## [Work request]
Which lines of the data below contain "JSON"? Please show them all.

[Component data from apps and pages]

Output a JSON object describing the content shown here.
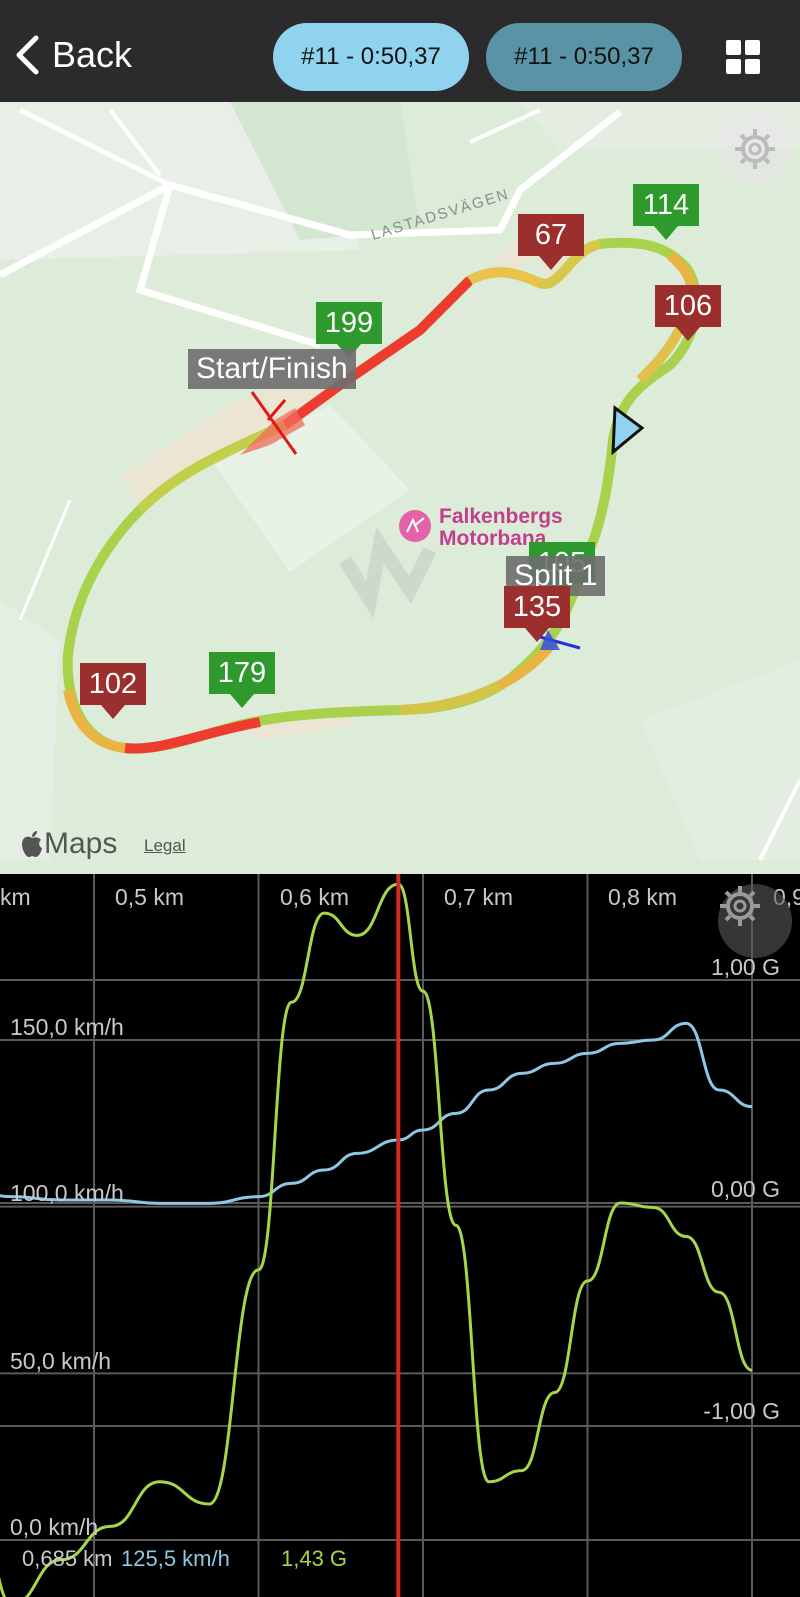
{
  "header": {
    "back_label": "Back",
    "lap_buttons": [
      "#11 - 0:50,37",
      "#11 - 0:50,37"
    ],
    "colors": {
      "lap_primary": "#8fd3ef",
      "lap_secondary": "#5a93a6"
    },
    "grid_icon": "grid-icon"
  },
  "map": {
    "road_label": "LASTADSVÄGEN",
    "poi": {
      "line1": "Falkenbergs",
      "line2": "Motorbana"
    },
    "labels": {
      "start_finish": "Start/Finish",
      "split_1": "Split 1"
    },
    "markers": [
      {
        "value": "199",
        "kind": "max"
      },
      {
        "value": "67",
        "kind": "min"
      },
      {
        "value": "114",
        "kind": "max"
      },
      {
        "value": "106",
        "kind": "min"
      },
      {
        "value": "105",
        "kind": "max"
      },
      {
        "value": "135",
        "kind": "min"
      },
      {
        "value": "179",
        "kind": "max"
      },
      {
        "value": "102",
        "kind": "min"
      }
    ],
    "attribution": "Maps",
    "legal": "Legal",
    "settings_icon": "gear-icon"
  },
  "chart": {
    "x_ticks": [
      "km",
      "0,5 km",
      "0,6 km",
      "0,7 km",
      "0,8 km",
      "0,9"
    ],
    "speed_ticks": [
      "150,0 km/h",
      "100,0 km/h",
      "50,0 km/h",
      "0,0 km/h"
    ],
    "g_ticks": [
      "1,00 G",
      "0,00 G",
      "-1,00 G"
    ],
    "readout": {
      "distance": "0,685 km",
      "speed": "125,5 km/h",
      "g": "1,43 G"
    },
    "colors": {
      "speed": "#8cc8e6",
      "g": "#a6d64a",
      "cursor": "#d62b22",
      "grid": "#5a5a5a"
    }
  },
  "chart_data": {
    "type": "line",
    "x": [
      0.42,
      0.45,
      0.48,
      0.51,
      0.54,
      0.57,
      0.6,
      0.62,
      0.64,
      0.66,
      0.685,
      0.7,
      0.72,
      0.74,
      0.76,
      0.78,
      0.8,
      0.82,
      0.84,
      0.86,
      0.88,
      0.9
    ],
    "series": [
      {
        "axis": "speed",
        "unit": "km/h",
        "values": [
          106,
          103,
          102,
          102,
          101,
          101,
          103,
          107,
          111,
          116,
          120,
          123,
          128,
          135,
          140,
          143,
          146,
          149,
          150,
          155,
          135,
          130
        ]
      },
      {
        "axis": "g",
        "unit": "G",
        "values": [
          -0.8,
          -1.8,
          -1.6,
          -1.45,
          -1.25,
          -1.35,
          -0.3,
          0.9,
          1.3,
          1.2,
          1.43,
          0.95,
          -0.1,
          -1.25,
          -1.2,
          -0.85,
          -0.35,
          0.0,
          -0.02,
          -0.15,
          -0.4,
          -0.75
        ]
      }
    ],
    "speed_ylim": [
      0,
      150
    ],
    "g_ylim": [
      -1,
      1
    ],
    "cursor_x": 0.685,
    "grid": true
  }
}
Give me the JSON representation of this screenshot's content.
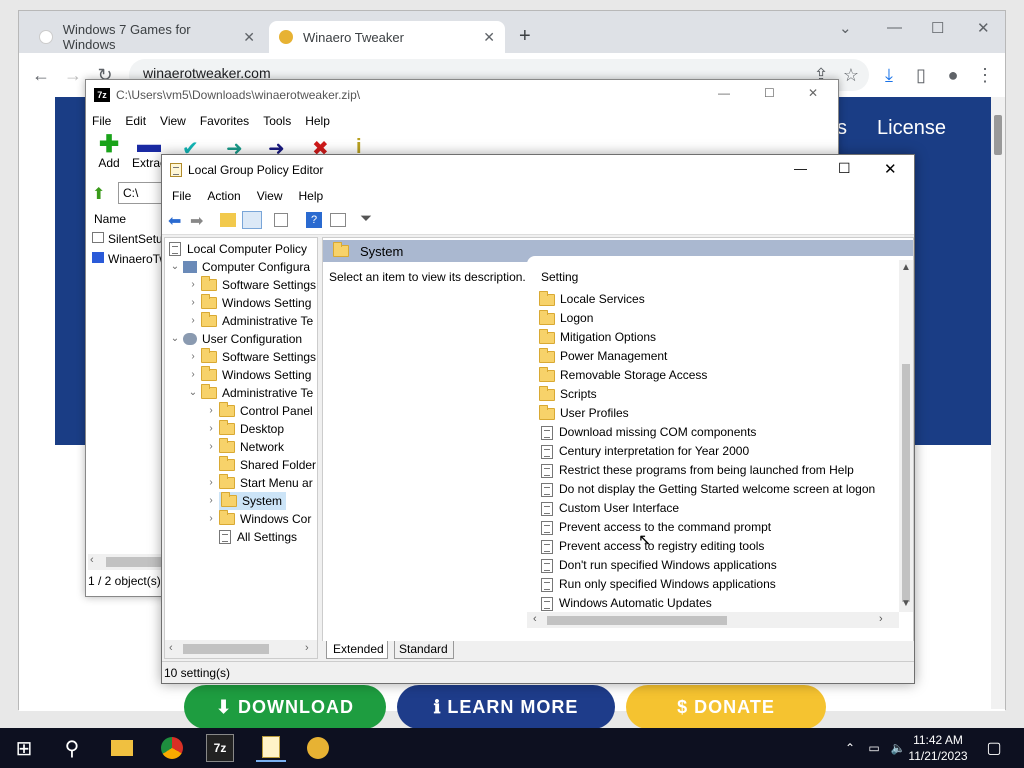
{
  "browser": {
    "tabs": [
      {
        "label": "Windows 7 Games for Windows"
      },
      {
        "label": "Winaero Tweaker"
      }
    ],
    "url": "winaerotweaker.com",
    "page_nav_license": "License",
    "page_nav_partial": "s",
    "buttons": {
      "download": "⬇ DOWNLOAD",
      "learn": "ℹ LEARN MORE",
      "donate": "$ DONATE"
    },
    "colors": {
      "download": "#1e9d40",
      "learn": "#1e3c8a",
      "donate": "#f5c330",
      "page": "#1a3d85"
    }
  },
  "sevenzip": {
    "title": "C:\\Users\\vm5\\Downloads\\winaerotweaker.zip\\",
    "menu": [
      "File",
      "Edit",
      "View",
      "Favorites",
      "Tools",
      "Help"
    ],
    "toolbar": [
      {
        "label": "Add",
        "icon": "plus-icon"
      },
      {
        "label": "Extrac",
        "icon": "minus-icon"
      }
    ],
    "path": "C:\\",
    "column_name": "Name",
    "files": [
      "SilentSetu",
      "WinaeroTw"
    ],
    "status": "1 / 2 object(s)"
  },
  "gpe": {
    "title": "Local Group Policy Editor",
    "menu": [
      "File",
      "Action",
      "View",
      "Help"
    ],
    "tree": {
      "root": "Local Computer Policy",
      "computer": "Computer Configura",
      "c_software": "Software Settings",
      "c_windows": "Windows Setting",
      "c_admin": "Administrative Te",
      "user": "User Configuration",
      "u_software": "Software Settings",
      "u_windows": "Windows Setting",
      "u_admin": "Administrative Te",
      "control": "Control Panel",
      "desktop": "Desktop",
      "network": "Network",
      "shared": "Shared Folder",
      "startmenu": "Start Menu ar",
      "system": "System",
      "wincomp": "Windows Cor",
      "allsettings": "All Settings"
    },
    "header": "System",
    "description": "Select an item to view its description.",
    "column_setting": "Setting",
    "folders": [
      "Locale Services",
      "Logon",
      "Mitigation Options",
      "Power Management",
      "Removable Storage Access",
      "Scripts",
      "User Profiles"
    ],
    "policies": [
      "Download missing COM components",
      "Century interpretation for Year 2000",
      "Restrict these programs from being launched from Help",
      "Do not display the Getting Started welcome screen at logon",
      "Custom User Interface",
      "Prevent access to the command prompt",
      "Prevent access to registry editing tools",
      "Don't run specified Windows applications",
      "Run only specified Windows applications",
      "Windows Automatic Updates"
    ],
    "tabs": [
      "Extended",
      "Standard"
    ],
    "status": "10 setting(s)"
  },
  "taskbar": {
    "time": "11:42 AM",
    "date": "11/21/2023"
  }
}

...

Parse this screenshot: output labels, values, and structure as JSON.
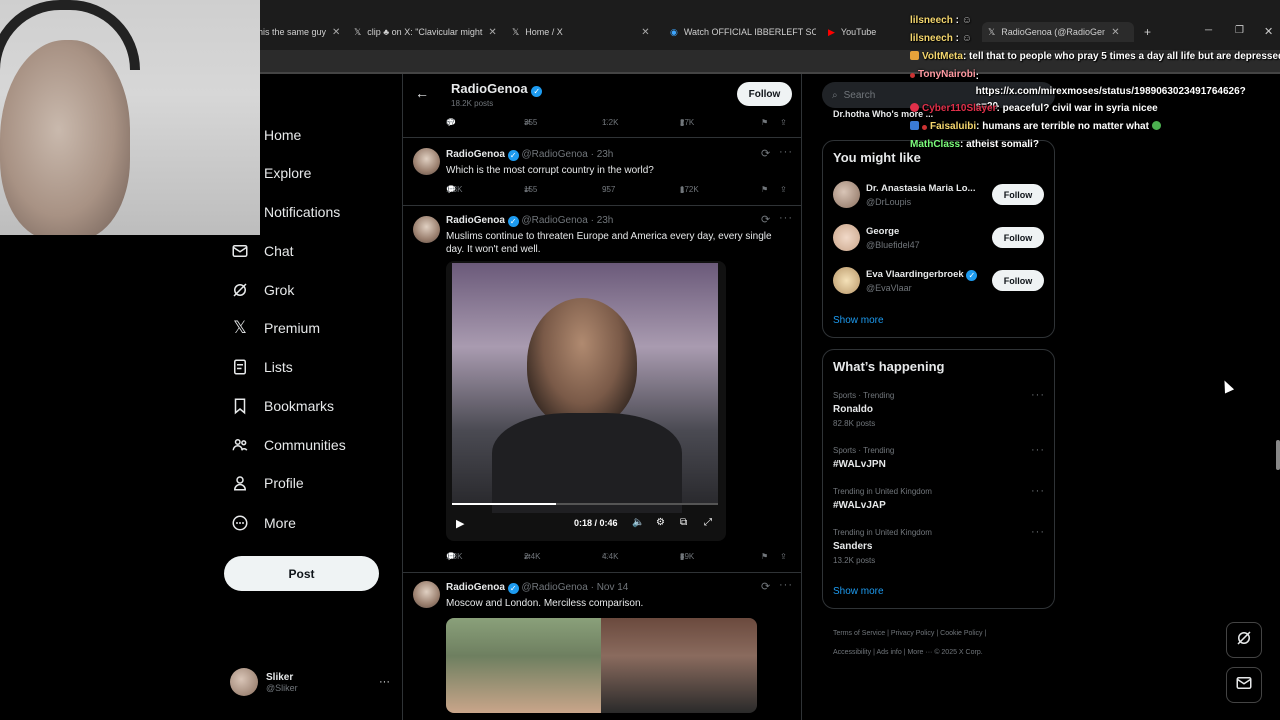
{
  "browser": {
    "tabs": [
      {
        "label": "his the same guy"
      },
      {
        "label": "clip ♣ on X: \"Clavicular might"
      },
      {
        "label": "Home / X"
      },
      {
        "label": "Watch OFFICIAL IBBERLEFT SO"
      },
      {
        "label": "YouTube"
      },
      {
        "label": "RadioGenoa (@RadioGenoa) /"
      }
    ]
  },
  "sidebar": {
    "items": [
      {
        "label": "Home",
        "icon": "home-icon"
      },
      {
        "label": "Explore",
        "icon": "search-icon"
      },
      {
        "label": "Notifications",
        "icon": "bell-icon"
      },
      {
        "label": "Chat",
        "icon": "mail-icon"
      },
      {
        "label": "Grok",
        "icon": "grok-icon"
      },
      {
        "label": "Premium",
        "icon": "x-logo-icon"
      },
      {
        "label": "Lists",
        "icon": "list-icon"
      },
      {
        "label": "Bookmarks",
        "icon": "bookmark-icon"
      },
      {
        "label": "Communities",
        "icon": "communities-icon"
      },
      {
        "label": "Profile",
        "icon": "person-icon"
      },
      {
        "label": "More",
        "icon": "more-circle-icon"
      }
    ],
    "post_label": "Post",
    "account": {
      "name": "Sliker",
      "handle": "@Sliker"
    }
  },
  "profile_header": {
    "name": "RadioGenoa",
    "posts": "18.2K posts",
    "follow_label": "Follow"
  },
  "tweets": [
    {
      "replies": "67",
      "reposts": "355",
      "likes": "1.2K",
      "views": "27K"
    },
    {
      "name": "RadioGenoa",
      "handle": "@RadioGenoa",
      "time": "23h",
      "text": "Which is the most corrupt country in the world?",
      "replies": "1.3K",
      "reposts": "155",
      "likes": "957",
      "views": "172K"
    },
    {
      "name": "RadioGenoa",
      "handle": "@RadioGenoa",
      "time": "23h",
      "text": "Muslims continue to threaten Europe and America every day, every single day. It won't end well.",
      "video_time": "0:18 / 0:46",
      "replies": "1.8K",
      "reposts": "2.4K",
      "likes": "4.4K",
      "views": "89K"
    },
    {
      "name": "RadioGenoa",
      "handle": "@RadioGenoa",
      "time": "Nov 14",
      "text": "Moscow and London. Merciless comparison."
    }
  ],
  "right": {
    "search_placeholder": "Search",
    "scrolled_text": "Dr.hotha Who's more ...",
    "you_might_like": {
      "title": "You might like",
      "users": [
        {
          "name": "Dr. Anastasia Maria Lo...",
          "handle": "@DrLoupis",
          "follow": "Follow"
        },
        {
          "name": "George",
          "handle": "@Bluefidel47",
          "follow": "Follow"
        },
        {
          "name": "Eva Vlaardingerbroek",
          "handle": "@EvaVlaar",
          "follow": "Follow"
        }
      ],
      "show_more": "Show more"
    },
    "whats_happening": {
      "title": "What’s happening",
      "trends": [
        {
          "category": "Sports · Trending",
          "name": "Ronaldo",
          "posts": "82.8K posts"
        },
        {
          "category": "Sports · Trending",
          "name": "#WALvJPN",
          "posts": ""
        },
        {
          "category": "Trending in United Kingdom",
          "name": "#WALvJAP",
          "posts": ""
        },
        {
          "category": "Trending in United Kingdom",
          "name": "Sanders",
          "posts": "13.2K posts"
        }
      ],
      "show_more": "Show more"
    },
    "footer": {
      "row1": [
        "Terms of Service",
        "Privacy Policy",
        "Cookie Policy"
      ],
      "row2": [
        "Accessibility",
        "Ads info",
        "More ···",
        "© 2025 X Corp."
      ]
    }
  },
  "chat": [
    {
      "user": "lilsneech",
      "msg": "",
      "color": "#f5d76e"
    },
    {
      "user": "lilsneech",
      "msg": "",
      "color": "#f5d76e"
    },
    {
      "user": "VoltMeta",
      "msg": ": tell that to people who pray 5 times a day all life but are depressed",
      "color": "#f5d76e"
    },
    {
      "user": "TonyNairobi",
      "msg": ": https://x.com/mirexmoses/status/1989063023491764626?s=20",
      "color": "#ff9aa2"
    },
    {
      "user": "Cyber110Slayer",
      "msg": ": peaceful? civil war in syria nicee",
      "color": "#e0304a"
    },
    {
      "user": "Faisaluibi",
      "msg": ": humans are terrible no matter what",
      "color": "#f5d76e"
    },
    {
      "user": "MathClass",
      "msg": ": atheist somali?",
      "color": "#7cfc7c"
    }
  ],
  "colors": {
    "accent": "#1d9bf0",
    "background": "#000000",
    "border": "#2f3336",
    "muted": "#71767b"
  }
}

## [Output]
Output a JSON object describing the content shown here.
Give me the JSON representation of this screenshot's content.
Parse this screenshot: output labels, values, and structure as JSON.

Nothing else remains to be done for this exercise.